The prospect of 3D printed house is drawing closer as 3D printing for construction means designers can be bolder than ever before.
Branch Technology is a freeform building firm behind some of the largest 3D printed structures to date. Searching for ways to really push its KUKA-powered process, the firm launched the Freeform Home Design Challenge.
In 2016, WATG Urban, a design studio headquartered in Illinois, took home first prize in the competition stunning judges with its natural, “Curve Appeal” concept that sought the make the most of natural light and the Tennessee Riverside.
Now two years later, WATG has announced that “the wall section testing, research, and development phase” of the Curve Appeal 3D printed house is “currently underway.”
Shaped like a conch shell, WATG’s Curve Appeal will employ Branch Technology’s trademark Freeform 3D printing process to build a kind of gypsum-composite structures.

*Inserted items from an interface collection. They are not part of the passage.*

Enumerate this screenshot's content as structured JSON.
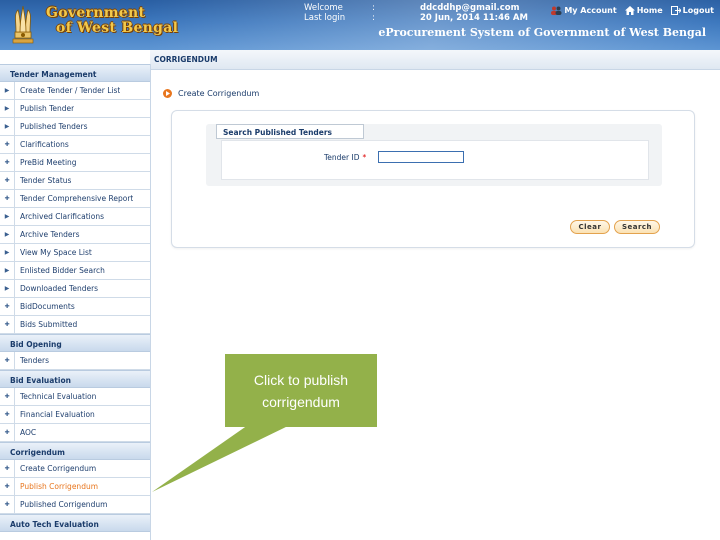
{
  "header": {
    "gov_line1": "Government",
    "gov_line2": "of West Bengal",
    "welcome_label": "Welcome",
    "welcome_value": "ddcddhp@gmail.com",
    "lastlogin_label": "Last login",
    "lastlogin_value": "20 Jun, 2014 11:46 AM",
    "colon": ":",
    "my_account": "My Account",
    "home": "Home",
    "logout": "Logout",
    "system_title": "eProcurement System of Government of West Bengal"
  },
  "breadcrumb": "CORRIGENDUM",
  "sidebar": {
    "tender_management": {
      "title": "Tender Management",
      "items": [
        "Create Tender / Tender List",
        "Publish Tender",
        "Published Tenders",
        "Clarifications",
        "PreBid Meeting",
        "Tender Status",
        "Tender Comprehensive Report",
        "Archived Clarifications",
        "Archive Tenders",
        "View My Space List",
        "Enlisted Bidder Search",
        "Downloaded Tenders",
        "BidDocuments",
        "Bids Submitted"
      ]
    },
    "bid_opening": {
      "title": "Bid Opening",
      "items": [
        "Tenders"
      ]
    },
    "bid_evaluation": {
      "title": "Bid Evaluation",
      "items": [
        "Technical Evaluation",
        "Financial Evaluation",
        "AOC"
      ]
    },
    "corrigendum": {
      "title": "Corrigendum",
      "items": [
        "Create Corrigendum",
        "Publish Corrigendum",
        "Published Corrigendum"
      ]
    },
    "auto_tech": {
      "title": "Auto Tech Evaluation"
    }
  },
  "main": {
    "heading": "Create Corrigendum",
    "search_legend": "Search Published Tenders",
    "tender_id_label": "Tender ID",
    "required_mark": "*",
    "tender_id_value": "",
    "clear_label": "Clear",
    "search_label": "Search"
  },
  "callout": {
    "text": "Click to publish corrigendum"
  },
  "colors": {
    "header_blue": "#3d78be",
    "accent_orange": "#e8761e",
    "callout_green": "#93b14a"
  }
}
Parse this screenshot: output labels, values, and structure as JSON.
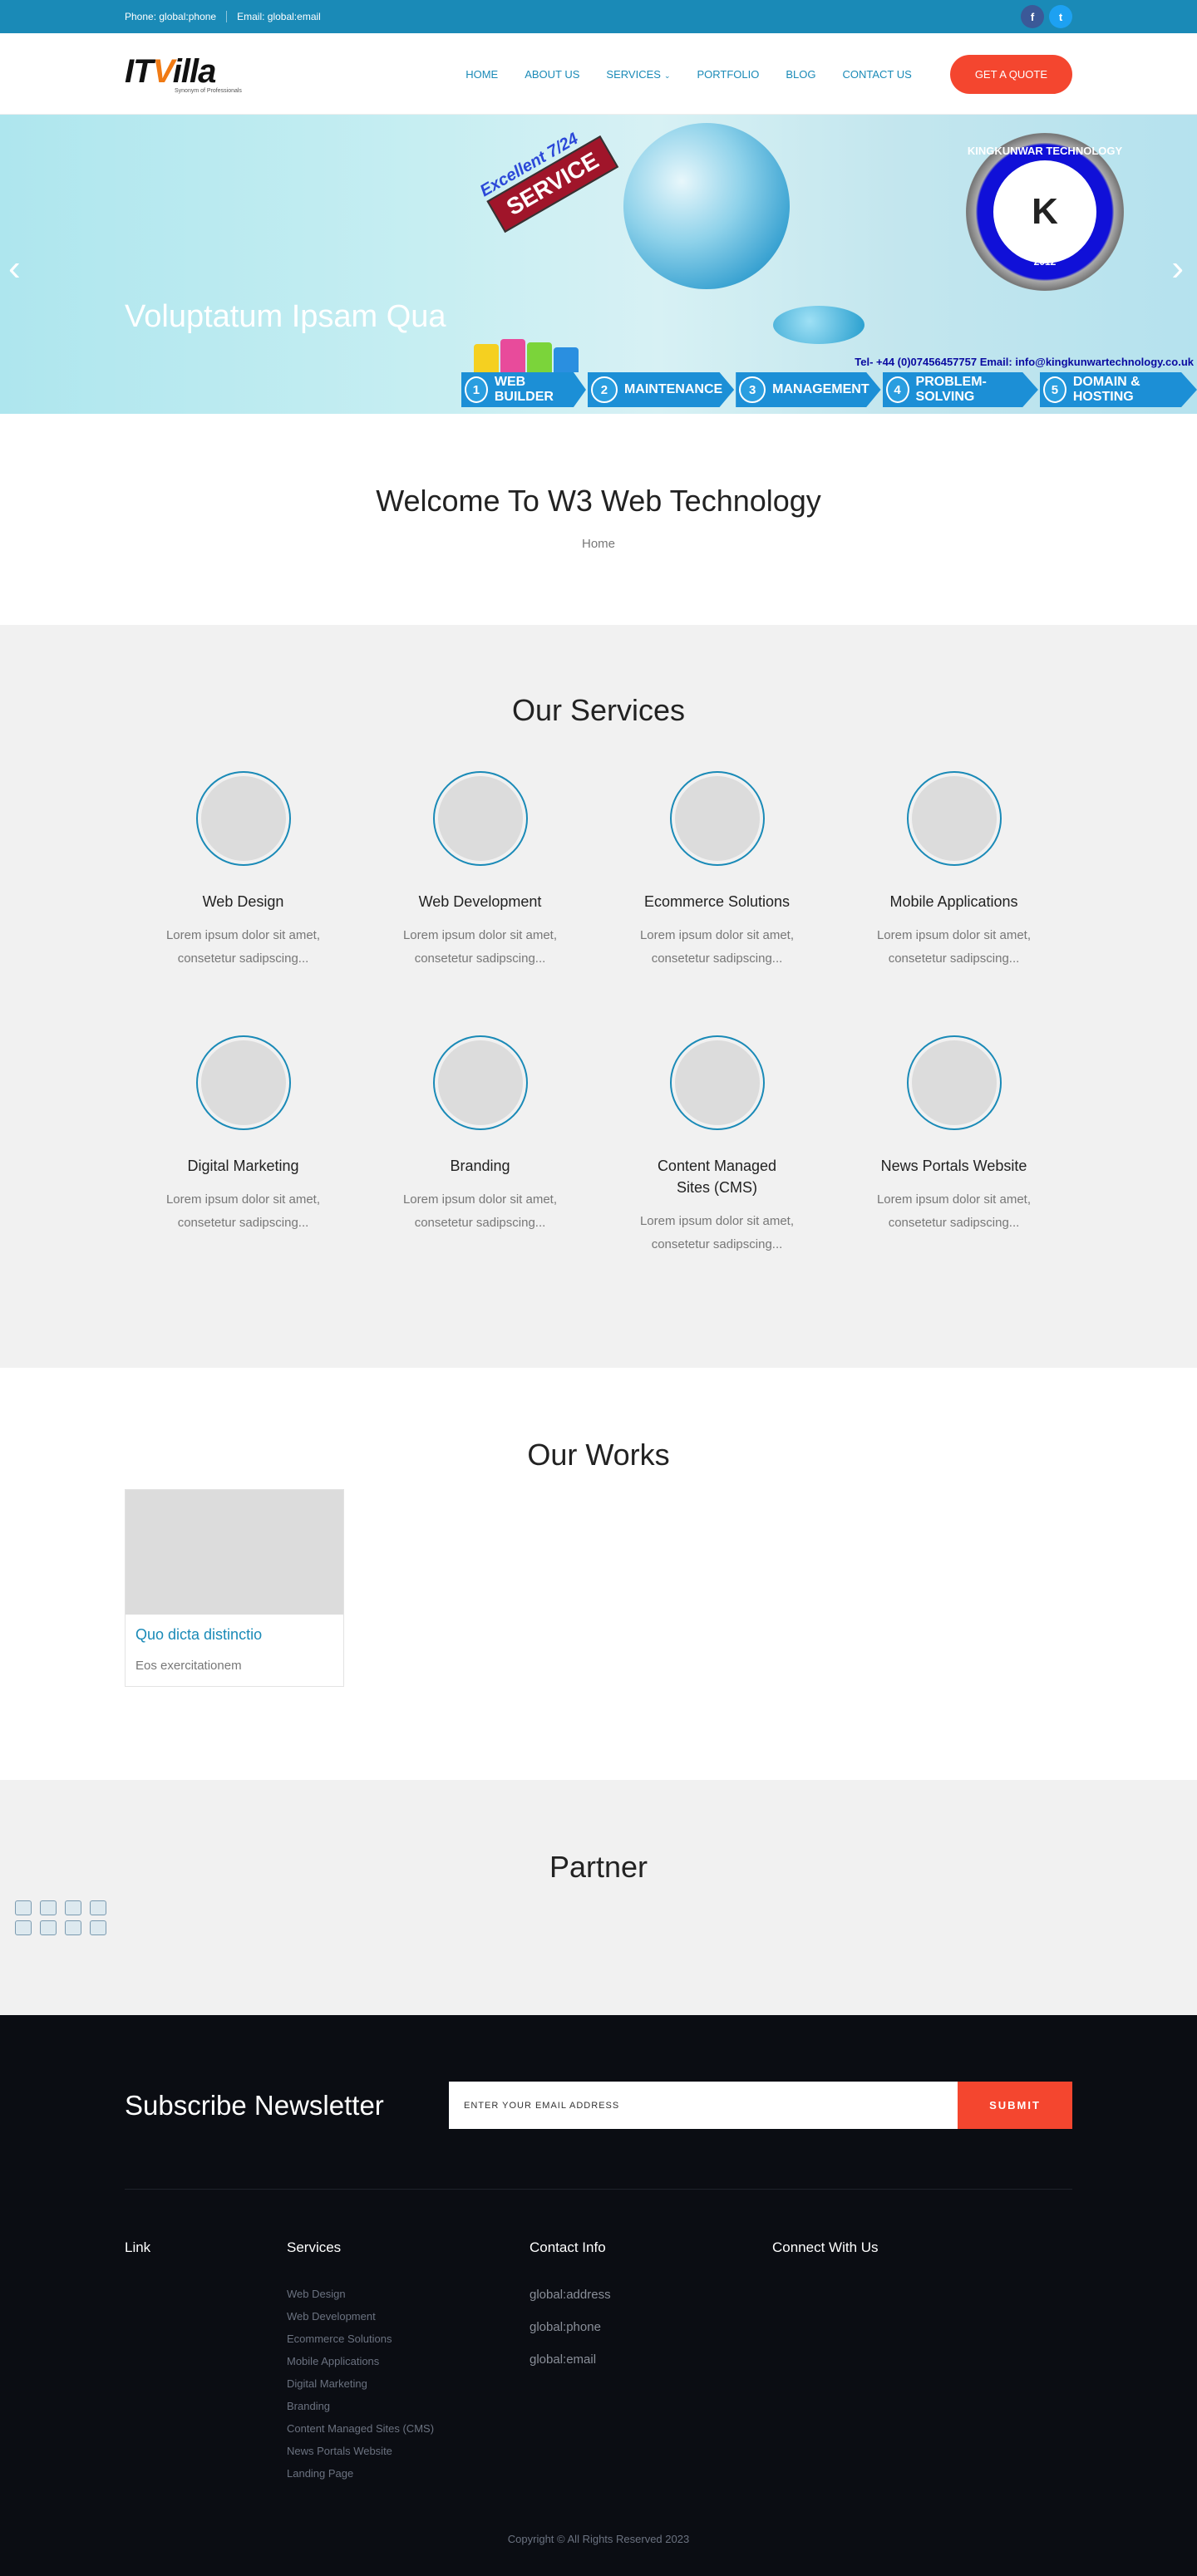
{
  "topbar": {
    "phone": "Phone: global:phone",
    "email": "Email: global:email",
    "social": [
      "f",
      "t"
    ]
  },
  "header": {
    "logo_it": "IT",
    "logo_v": "V",
    "logo_illa": "illa",
    "logo_tag": "Synonym of Professionals",
    "nav": [
      "HOME",
      "ABOUT US",
      "SERVICES",
      "PORTFOLIO",
      "BLOG",
      "CONTACT US"
    ],
    "services_caret": "⌄",
    "cta": "GET A QUOTE"
  },
  "hero": {
    "slide_title": "Voluptatum Ipsam Qua",
    "prev": "‹",
    "next": "›",
    "banner": {
      "excellent": "Excellent 7/24",
      "service": "SERVICE",
      "badge_top": "KINGKUNWAR TECHNOLOGY",
      "badge_mark": "K",
      "badge_year": "2012",
      "contact": "Tel- +44 (0)07456457757  Email: info@kingkunwartechnology.co.uk",
      "steps": [
        {
          "num": "1",
          "label": "WEB BUILDER"
        },
        {
          "num": "2",
          "label": "MAINTENANCE"
        },
        {
          "num": "3",
          "label": "MANAGEMENT"
        },
        {
          "num": "4",
          "label": "PROBLEM-SOLVING"
        },
        {
          "num": "5",
          "label": "DOMAIN & HOSTING"
        }
      ]
    }
  },
  "welcome": {
    "title": "Welcome To W3 Web Technology",
    "breadcrumb": "Home"
  },
  "services": {
    "title": "Our Services",
    "items": [
      {
        "title": "Web Design",
        "desc": "Lorem ipsum dolor sit amet, consetetur sadipscing..."
      },
      {
        "title": "Web Development",
        "desc": "Lorem ipsum dolor sit amet, consetetur sadipscing..."
      },
      {
        "title": "Ecommerce Solutions",
        "desc": "Lorem ipsum dolor sit amet, consetetur sadipscing..."
      },
      {
        "title": "Mobile Applications",
        "desc": "Lorem ipsum dolor sit amet, consetetur sadipscing..."
      },
      {
        "title": "Digital Marketing",
        "desc": "Lorem ipsum dolor sit amet, consetetur sadipscing..."
      },
      {
        "title": "Branding",
        "desc": "Lorem ipsum dolor sit amet, consetetur sadipscing..."
      },
      {
        "title": "Content Managed Sites (CMS)",
        "desc": "Lorem ipsum dolor sit amet, consetetur sadipscing..."
      },
      {
        "title": "News Portals Website",
        "desc": "Lorem ipsum dolor sit amet, consetetur sadipscing..."
      }
    ]
  },
  "works": {
    "title": "Our Works",
    "items": [
      {
        "title": "Quo dicta distinctio",
        "subtitle": "Eos exercitationem"
      }
    ]
  },
  "partner": {
    "title": "Partner"
  },
  "footer": {
    "subscribe_title": "Subscribe Newsletter",
    "email_placeholder": "ENTER YOUR EMAIL ADDRESS",
    "submit": "SUBMIT",
    "link_heading": "Link",
    "services_heading": "Services",
    "services_links": [
      "Web Design",
      "Web Development",
      "Ecommerce Solutions",
      "Mobile Applications",
      "Digital Marketing",
      "Branding",
      "Content Managed Sites (CMS)",
      "News Portals Website",
      "Landing Page"
    ],
    "contact_heading": "Contact Info",
    "contact": [
      "global:address",
      "global:phone",
      "global:email"
    ],
    "connect_heading": "Connect With Us",
    "copyright": "Copyright © All Rights Reserved 2023"
  },
  "colors": {
    "primary": "#1a8ab7",
    "accent": "#f4462f",
    "footer_bg": "#0b0d13",
    "section_bg": "#f1f1f1"
  }
}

United States Gypsum is helping the team research suitable structural reinforcements for the house, including gypsum spray foam.
Working with engineering, investigation and analysis experts at Thornton Tomasetti, WATG is testing the load bearing capabilities of Branch 3D printed beams and wall sections. Without fine-tuning or optimization, initial experiments show a 5 pound, three-foot-long beam is capable of supporting 3,600 pounds.
Ecofriendly and bright
Structural support will also be added by smart material deposition, pin pointed by spring points throughout the floor plan. According to the designers, this will allow “the structure to carry roof loads and provide large open-plan living spaces, shaping structures in new ways without any restrictions.”
All-importantly, WATG and Branch Technology have also employed a company called Interface to help design “high-performance mechanical, electrical and plumbing” for the house to make it “net zero-energy,” i.e. “the house will produce as much energy as it consumes, reducing its carbon footprint.”
The hope of the Curve Appeal project, and other concepts in development at Branch Technology is to bring more customization into construction. Reflecting on the Freeform Home Design Challenge Platt Boyd, Founder and CEO of Branch Technology, says, “This project is the first example of what’s possible with 3D prinitng. When a person can customize their home, and add their fingerprint to it that makes them feel a much greater part of the process.”
The first results of WATG’s rigorous development are expected to “breaking ground later this year.”
Is 3D printing for construction an award winning application? Make your nominations in the 2018 3D Printing Industry Awards here.
Featured image shows concept drawing of the WATG Curve Appeal 3D printed house. Image via WATG Urban